At least three families of molding and casting processes can be categorized as metal mold processes. These include diecasting (high-pressure diecasting), low-pressure permanent mold casting and permanent mold casting. Unlike sand casting processes, in which a mold is destroyed after pouring to remove the casting, permanent mold casting uses the mold repeatedly.
Diecasting is used to produce small- to medium-sized castings at high production rates. The metal molds are coated with a mold surface coating and preheated before molten metal is injected into it. Premeasured amounts of molten metal are forced from a shot chamber into the permanent mold or die under extreme pressure (greater than 15,000 psi). This allows for high production rates.
Castings of varying weights and sizes can be produced.
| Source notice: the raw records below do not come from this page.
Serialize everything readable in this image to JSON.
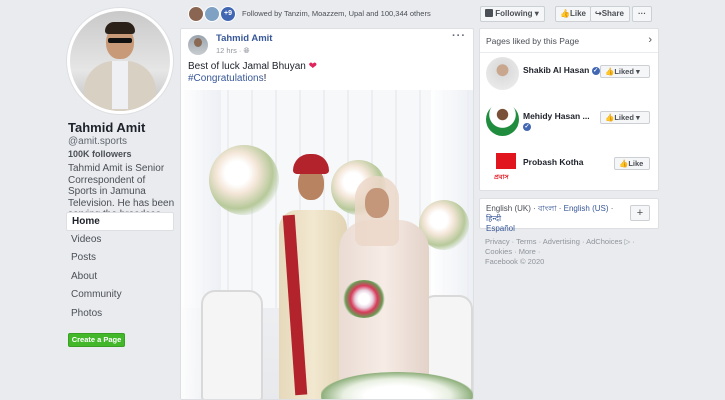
{
  "profile": {
    "name": "Tahmid Amit",
    "handle": "@amit.sports",
    "followers": "100K followers",
    "about": "Tahmid Amit is Senior Correspondent of Sports in Jamuna Television. He has been serving the broadcas..."
  },
  "nav": {
    "items": [
      {
        "label": "Home"
      },
      {
        "label": "Videos"
      },
      {
        "label": "Posts"
      },
      {
        "label": "About"
      },
      {
        "label": "Community"
      },
      {
        "label": "Photos"
      }
    ],
    "create_page": "Create a Page"
  },
  "topbar": {
    "more_count": "+9",
    "followed_text": "Followed by Tanzim, Moazzem, Upal and 100,344 others",
    "following_label": "Following",
    "like_label": "Like",
    "share_label": "Share",
    "more_label": "···"
  },
  "post": {
    "author": "Tahmid Amit",
    "time": "12 hrs ·",
    "text": "Best of luck Jamal Bhuyan",
    "heart": "❤",
    "hashtag": "#Congratulations",
    "hashtag_suffix": "!",
    "dots": "···"
  },
  "pages_liked": {
    "title": "Pages liked by this Page",
    "items": [
      {
        "name": "Shakib Al Hasan",
        "verified": true,
        "button": "Liked"
      },
      {
        "name": "Mehidy Hasan ...",
        "verified": true,
        "button": "Liked"
      },
      {
        "name": "Probash Kotha",
        "verified": false,
        "button": "Like",
        "logo_text": "প্রবাস কথা"
      }
    ]
  },
  "languages": {
    "current": "English (UK)",
    "sep1": " · ",
    "bangla": "বাংলা",
    "sep2": " · ",
    "us": "English (US)",
    "sep3": " · ",
    "hindi": "हिन्दी",
    "spanish": "Español",
    "plus": "+"
  },
  "footer": {
    "line1": "Privacy · Terms · Advertising · AdChoices ▷ ·",
    "line2": "Cookies · More ·",
    "line3": "Facebook © 2020"
  },
  "colors": {
    "link": "#385898",
    "accent": "#4267b2",
    "green": "#42b72a",
    "background": "#e9ebee"
  },
  "icons": [
    "globe-icon",
    "verified-icon",
    "chevron-right-icon",
    "thumbs-up-icon",
    "caret-down-icon",
    "plus-icon"
  ]
}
Nearly all die castings are produced in nonferrous alloys with limited amounts of cast iron and steel castings produced in special applications.
The die casting process is suitable for a wide variety of applications in which high part volumes are needed. Benefits include:
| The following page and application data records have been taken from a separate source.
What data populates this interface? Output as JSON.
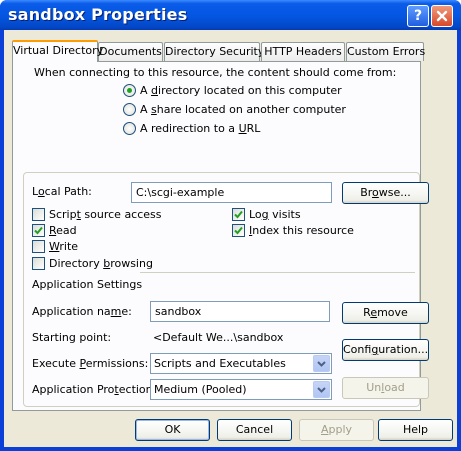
{
  "window": {
    "title": "sandbox Properties"
  },
  "tabs": [
    {
      "label": "Virtual Directory"
    },
    {
      "label": "Documents"
    },
    {
      "label": "Directory Security"
    },
    {
      "label": "HTTP Headers"
    },
    {
      "label": "Custom Errors"
    }
  ],
  "content_source": {
    "prompt": "When connecting to this resource, the content should come from:",
    "options": [
      {
        "pre": "A ",
        "key": "d",
        "post": "irectory located on this computer",
        "selected": true
      },
      {
        "pre": "A ",
        "key": "s",
        "post": "hare located on another computer",
        "selected": false
      },
      {
        "pre": "A redirection to a ",
        "key": "U",
        "post": "RL",
        "selected": false
      }
    ]
  },
  "local_path": {
    "label_pre": "L",
    "label_key": "o",
    "label_post": "cal Path:",
    "value": "C:\\scgi-example",
    "browse": {
      "pre": "Br",
      "key": "o",
      "post": "wse..."
    }
  },
  "permissions": {
    "script_source": {
      "pre": "Scrip",
      "key": "t",
      "post": " source access",
      "checked": false
    },
    "read": {
      "pre": "",
      "key": "R",
      "post": "ead",
      "checked": true
    },
    "write": {
      "pre": "",
      "key": "W",
      "post": "rite",
      "checked": false
    },
    "browsing": {
      "pre": "Directory ",
      "key": "b",
      "post": "rowsing",
      "checked": false
    },
    "log_visits": {
      "pre": "Lo",
      "key": "g",
      "post": " visits",
      "checked": true
    },
    "index": {
      "pre": "",
      "key": "I",
      "post": "ndex this resource",
      "checked": true
    }
  },
  "app_settings": {
    "heading": "Application Settings",
    "app_name": {
      "label_pre": "Application na",
      "label_key": "m",
      "label_post": "e:",
      "value": "sandbox"
    },
    "starting_point": {
      "label": "Starting point:",
      "value": "<Default We...\\sandbox"
    },
    "execute": {
      "label_pre": "Execute ",
      "label_key": "P",
      "label_post": "ermissions:",
      "value": "Scripts and Executables"
    },
    "protection": {
      "label_pre": "Application Pro",
      "label_key": "t",
      "label_post": "ection:",
      "value": "Medium (Pooled)"
    },
    "remove": {
      "pre": "R",
      "key": "e",
      "post": "move"
    },
    "configuration": {
      "pre": "Confi",
      "key": "g",
      "post": "uration..."
    },
    "unload": {
      "pre": "Un",
      "key": "l",
      "post": "oad"
    }
  },
  "footer": {
    "ok": "OK",
    "cancel": "Cancel",
    "apply": {
      "pre": "",
      "key": "A",
      "post": "pply"
    },
    "help": "Help"
  }
}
- excellent mechanical properties and surface finish;
- dimensional tolerances of 0.005-0.01 in.;
- recommended machining allowances of 0.01-0.03 in.;
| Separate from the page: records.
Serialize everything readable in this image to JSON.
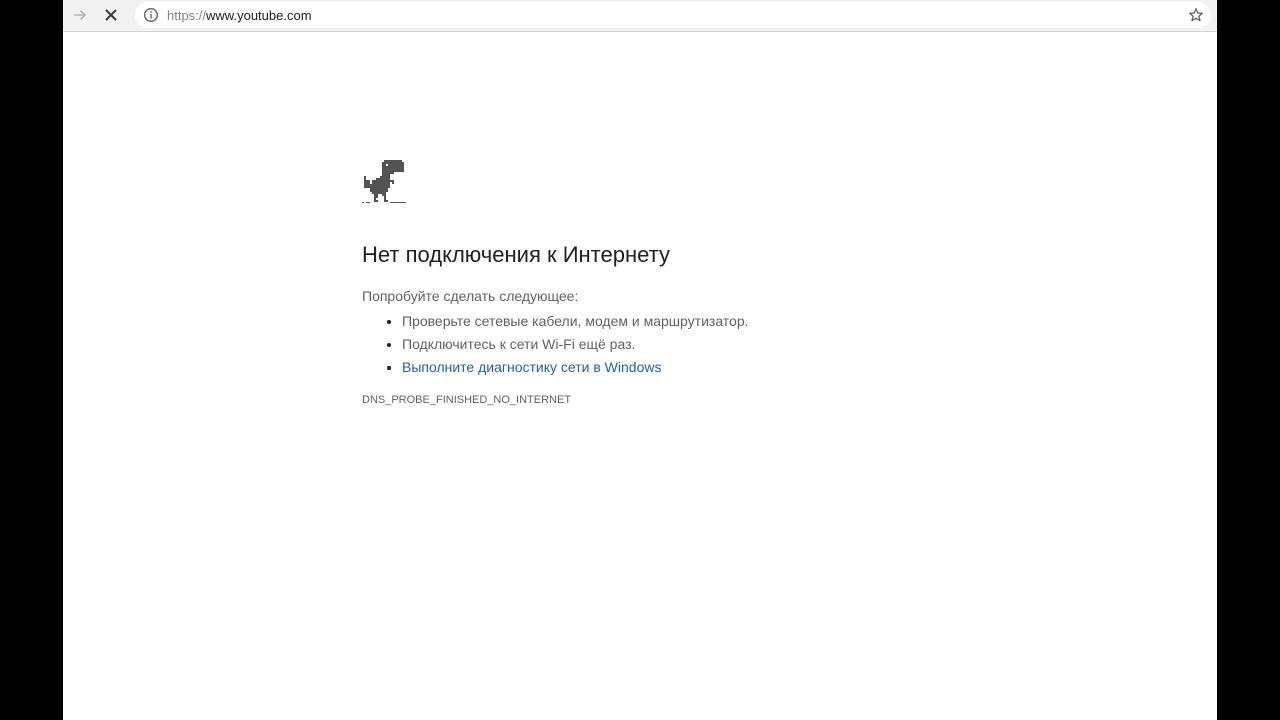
{
  "browser": {
    "url_scheme": "https://",
    "url_host": "www.youtube.com",
    "icons": {
      "forward": "forward-arrow-icon",
      "stop": "stop-x-icon",
      "site_info": "info-icon",
      "bookmark": "star-icon"
    }
  },
  "page": {
    "title": "Нет подключения к Интернету",
    "suggestions_heading": "Попробуйте сделать следующее:",
    "suggestions": [
      "Проверьте сетевые кабели, модем и маршрутизатор.",
      "Подключитесь к сети Wi-Fi ещё раз.",
      "Выполните диагностику сети в Windows"
    ],
    "error_code": "DNS_PROBE_FINISHED_NO_INTERNET"
  },
  "colors": {
    "toolbar_bg": "#f2f2f2",
    "link": "#2a6196",
    "text": "#5f6368",
    "title": "#202124",
    "dino": "#535353"
  }
}
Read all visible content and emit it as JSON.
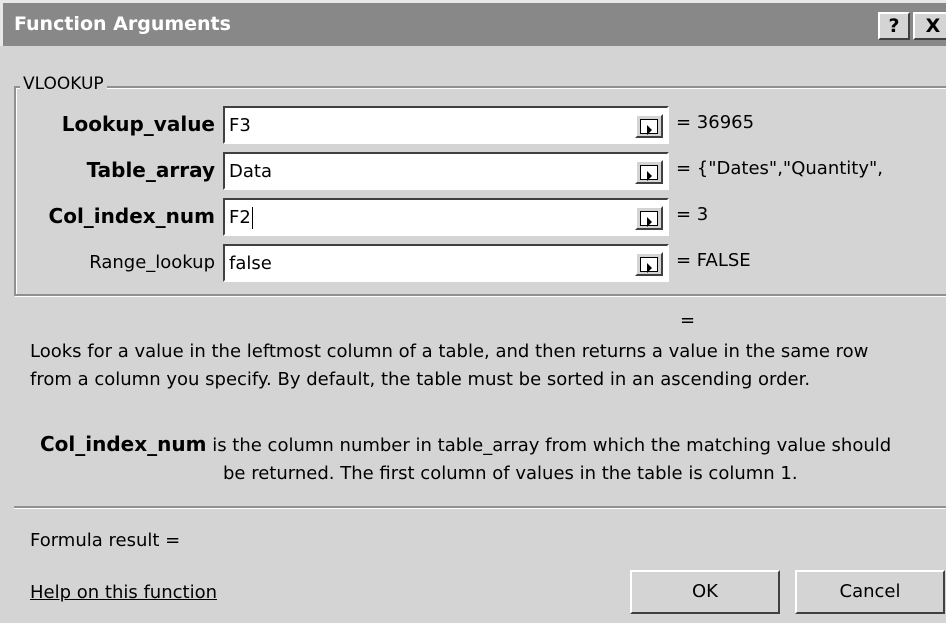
{
  "window": {
    "title": "Function Arguments",
    "help_label": "?",
    "close_label": "X"
  },
  "group": {
    "function_name": "VLOOKUP"
  },
  "arguments": [
    {
      "label": "Lookup_value",
      "value": "F3",
      "result": "= 36965"
    },
    {
      "label": "Table_array",
      "value": "Data",
      "result": "= {\"Dates\",\"Quantity\","
    },
    {
      "label": "Col_index_num",
      "value": "F2",
      "result": "= 3"
    },
    {
      "label": "Range_lookup",
      "value": "false",
      "result": "= FALSE"
    }
  ],
  "function_result": "=",
  "description": {
    "line1": "Looks for a value in the leftmost column of a table, and then returns a value in the same row",
    "line2": "from a column you specify. By default, the table must be sorted in an ascending order."
  },
  "argument_help": {
    "name": "Col_index_num",
    "text1": " is the column number in table_array from which the matching value should",
    "text2": "be returned. The first column of values in the table is column 1."
  },
  "formula_result": "Formula result =",
  "help_link": "Help on this function",
  "buttons": {
    "ok": "OK",
    "cancel": "Cancel"
  }
}
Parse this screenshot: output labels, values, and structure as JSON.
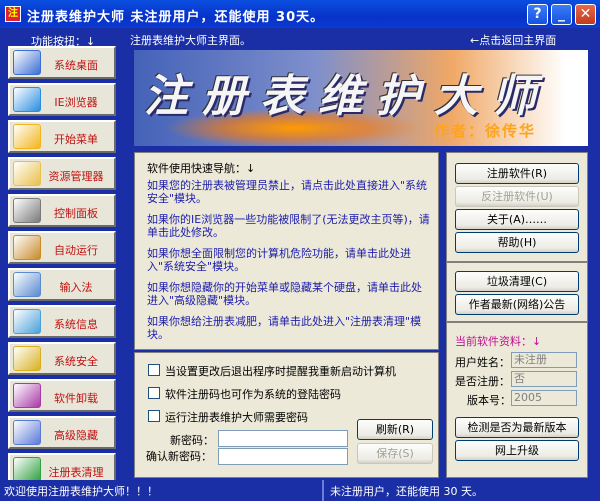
{
  "window": {
    "title": "注册表维护大师 未注册用户，还能使用 30天。",
    "help": "?",
    "minimize": "_",
    "close": "✕",
    "icon_glyph": "注"
  },
  "header": {
    "func_label": "功能按扭：↓",
    "subtitle": "注册表维护大师主界面。",
    "return_link": "←点击返回主界面"
  },
  "banner": {
    "title": "注册表维护大师",
    "author": "作者：徐传华"
  },
  "sidebar": {
    "items": [
      {
        "label": "系统桌面",
        "icon": "desktop-icon",
        "color": "#3b6fd4"
      },
      {
        "label": "IE浏览器",
        "icon": "ie-icon",
        "color": "#2a8ee0"
      },
      {
        "label": "开始菜单",
        "icon": "start-menu-icon",
        "color": "#f2b51c"
      },
      {
        "label": "资源管理器",
        "icon": "explorer-icon",
        "color": "#e8c04a"
      },
      {
        "label": "控制面板",
        "icon": "tools-icon",
        "color": "#7a7a7a"
      },
      {
        "label": "自动运行",
        "icon": "gear-icon",
        "color": "#c88a2a"
      },
      {
        "label": "输入法",
        "icon": "keyboard-icon",
        "color": "#5a8ad0"
      },
      {
        "label": "系统信息",
        "icon": "info-icon",
        "color": "#4aa0d8"
      },
      {
        "label": "系统安全",
        "icon": "key-icon",
        "color": "#d8b020"
      },
      {
        "label": "软件卸载",
        "icon": "uninstall-icon",
        "color": "#a83aa8"
      },
      {
        "label": "高级隐藏",
        "icon": "hide-icon",
        "color": "#5a7ad8"
      },
      {
        "label": "注册表清理",
        "icon": "registry-icon",
        "color": "#30a040"
      }
    ]
  },
  "nav": {
    "heading": "软件使用快速导航：↓",
    "items": [
      "如果您的注册表被管理员禁止，请点击此处直接进入\"系统安全\"模块。",
      "如果你的IE浏览器一些功能被限制了(无法更改主页等)，请单击此处修改。",
      "如果你想全面限制您的计算机危险功能，请单击此处进入\"系统安全\"模块。",
      "如果你想隐藏你的开始菜单或隐藏某个硬盘，请单击此处进入\"高级隐藏\"模块。",
      "如果你想给注册表减肥，请单击此处进入\"注册表清理\"模块。"
    ]
  },
  "options": {
    "restart_prompt": "当设置更改后退出程序时提醒我重新启动计算机",
    "serial_as_login": "软件注册码也可作为系统的登陆密码",
    "require_password": "运行注册表维护大师需要密码",
    "new_password_label": "新密码：",
    "confirm_password_label": "确认新密码：",
    "refresh": "刷新(R)",
    "save": "保存(S)"
  },
  "actions": {
    "register": "注册软件(R)",
    "unregister": "反注册软件(U)",
    "about": "关于(A)……",
    "help": "帮助(H)",
    "cleanup": "垃圾清理(C)",
    "announcement": "作者最新(网络)公告"
  },
  "info": {
    "heading": "当前软件资料：↓",
    "username_label": "用户姓名：",
    "username_value": "未注册",
    "registered_label": "是否注册：",
    "registered_value": "否",
    "version_label": "版本号：",
    "version_value": "2005",
    "check_update": "检测是否为最新版本",
    "online_upgrade": "网上升级"
  },
  "status": {
    "left": "欢迎使用注册表维护大师！！！",
    "right": "未注册用户，还能使用 30 天。"
  }
}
- thin-section castings.
Permanent Mold Casting (Gravity Diecasting)
Another form of permanent mold casting is when the molten metal is poured into the mold, either directly or by tilting the mold into a vertical position. In this process, the mold is made in two halves from cast iron or steel. If cores are to be used, they can be metal inserts, which operate mechanically in the mold, or sand cores, which are placed in the molds before closing (semi-permanent molding).
The mold halves are preheated and the internal surfaces are coated with a refractory. If static pouring is to be used, the molds are closed and set into the vertical position for pouring; thus, the parting line is in the vertical position. In tilt pouring, the mold is closed and placed in the horizontal position at which point molten metal is poured into a cup(s) attached to the mold. The mold then is tilted to the vertical position, allowing the molten metal to flow out of the cup(s) into the mold cavity.
The various permanent mold techniques—static pour and tilt pour—offer a variety of advantages for a variety of metalforming applications. Benefits include:
- castings with superior mechanical properties because the metal mold acts as a chill;
- castings are uniform in shape and have excellent dimensional tolerances because molds are made of metal;
- excellent surface finishes;
- high-production runs;
- sections of the mold that can be selectively insulated or cooled, which helps control the solidification and improves overall casting properties.
Low-Pressure and/or Vacuum Permanent Mold Casting (LPPM)
In this process, low pressure is used to push the molten metal (and/or a vacuum is used to draw the metal) into the mold through a riser tube, as the furnace is below the mold cavity. The amount of pressure, from 3-15 psi, is dependent on the casting configuration and the quality of the casting desired. When internal passageways are required, they can be made by either mechanically actuated metal inserts or sand cores. The goal of this process is to control the molten metal flow as much as possible to ensure a tranquil fill of the mold cavity.
Nearly all of the LPPM castings produced are made of aluminum, other light alloys and, to a lesser extent, some copper-base alloys. Because it is a highly controllable process, LPPM offers the following advantages:
- when molten metal is fed directly into the casting, excellent yields are realized, and the need for additional handwork is reduced;
- odd casting configurations and tooling points for machining can be placed in areas where gates and risers normally would be placed;
- the solidification rate in various sections of the casting can be controlled through selective heating or cooling of the mold sections, thus offering excellent casting properties;
- surface finish of castings is good to excellent.